What is expected: Exactly the line with "What's the underlying" and the lines that follow it, through the closing line of the entries, should be restated, with nothing left out or added.

----------

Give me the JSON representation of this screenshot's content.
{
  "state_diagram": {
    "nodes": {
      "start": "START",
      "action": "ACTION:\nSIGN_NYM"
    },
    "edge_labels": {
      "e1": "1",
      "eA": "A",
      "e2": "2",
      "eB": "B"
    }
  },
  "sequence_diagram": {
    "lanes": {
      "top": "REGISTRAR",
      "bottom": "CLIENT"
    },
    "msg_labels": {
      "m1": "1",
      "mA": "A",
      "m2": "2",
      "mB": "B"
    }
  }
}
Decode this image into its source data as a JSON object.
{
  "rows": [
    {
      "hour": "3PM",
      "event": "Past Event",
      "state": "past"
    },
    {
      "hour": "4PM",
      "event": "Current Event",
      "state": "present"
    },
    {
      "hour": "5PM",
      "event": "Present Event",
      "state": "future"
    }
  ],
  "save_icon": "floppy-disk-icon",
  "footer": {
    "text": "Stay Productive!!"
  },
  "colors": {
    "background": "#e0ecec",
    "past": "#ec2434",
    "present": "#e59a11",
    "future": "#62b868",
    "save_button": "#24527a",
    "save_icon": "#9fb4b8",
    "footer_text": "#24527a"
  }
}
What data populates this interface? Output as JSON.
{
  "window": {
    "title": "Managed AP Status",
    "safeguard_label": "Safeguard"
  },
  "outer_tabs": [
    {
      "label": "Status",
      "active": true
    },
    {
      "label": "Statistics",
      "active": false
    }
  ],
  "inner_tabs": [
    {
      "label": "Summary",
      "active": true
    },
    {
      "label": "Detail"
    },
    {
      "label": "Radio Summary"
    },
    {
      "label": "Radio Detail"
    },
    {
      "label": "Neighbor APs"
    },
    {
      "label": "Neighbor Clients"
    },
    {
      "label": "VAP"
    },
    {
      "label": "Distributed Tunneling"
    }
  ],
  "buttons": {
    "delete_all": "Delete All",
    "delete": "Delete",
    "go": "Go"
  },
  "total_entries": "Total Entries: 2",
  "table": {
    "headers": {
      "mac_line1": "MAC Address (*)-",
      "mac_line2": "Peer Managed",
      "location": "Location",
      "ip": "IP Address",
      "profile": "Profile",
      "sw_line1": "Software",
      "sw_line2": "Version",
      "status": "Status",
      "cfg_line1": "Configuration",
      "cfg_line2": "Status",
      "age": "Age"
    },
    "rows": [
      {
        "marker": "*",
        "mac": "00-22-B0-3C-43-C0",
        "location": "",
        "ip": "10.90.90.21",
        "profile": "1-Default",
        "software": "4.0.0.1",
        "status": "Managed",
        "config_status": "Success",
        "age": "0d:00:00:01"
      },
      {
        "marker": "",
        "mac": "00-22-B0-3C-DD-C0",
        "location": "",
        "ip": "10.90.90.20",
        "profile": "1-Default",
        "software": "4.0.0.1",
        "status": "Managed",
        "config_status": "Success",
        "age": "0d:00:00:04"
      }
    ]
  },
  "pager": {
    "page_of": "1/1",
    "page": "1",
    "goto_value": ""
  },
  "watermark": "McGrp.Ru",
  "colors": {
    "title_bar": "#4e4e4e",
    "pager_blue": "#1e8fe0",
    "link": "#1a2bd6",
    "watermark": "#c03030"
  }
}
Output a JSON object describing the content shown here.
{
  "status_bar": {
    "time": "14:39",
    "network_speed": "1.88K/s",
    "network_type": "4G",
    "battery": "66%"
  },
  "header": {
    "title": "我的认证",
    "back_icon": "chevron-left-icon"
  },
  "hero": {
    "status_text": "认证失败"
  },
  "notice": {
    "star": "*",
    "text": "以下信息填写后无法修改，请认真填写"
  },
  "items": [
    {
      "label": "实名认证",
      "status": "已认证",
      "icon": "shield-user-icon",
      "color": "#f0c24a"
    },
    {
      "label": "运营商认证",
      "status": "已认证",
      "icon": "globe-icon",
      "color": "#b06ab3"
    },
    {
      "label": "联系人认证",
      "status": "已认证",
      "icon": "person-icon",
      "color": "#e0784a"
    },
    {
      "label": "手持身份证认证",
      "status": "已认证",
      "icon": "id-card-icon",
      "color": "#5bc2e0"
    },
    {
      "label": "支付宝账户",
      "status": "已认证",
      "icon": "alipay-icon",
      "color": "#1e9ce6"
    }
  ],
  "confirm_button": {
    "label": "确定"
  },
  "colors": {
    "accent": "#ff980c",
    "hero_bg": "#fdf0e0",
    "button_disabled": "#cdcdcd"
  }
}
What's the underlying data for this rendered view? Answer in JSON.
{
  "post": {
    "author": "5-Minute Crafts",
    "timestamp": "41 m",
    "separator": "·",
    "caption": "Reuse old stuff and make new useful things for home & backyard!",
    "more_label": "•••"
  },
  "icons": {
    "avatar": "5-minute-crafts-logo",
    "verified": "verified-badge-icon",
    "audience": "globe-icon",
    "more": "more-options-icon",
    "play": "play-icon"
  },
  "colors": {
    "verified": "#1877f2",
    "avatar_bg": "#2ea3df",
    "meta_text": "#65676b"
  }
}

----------

Your solution:
What's the underlying data for this rendered view? Answer in JSON.
{
  "post": {
    "author": "5-Minute Crafts",
    "timestamp": "41 m",
    "separator": "·",
    "caption": "Reuse old stuff and make new useful things for home & backyard!",
    "more_label": "•••"
  },
  "icons": {
    "avatar": "5-minute-crafts-logo",
    "verified": "verified-badge-icon",
    "audience": "globe-icon",
    "more": "more-options-icon",
    "play": "play-icon"
  },
  "colors": {
    "verified": "#1877f2",
    "avatar_bg": "#2ea3df",
    "meta_text": "#65676b"
  }
}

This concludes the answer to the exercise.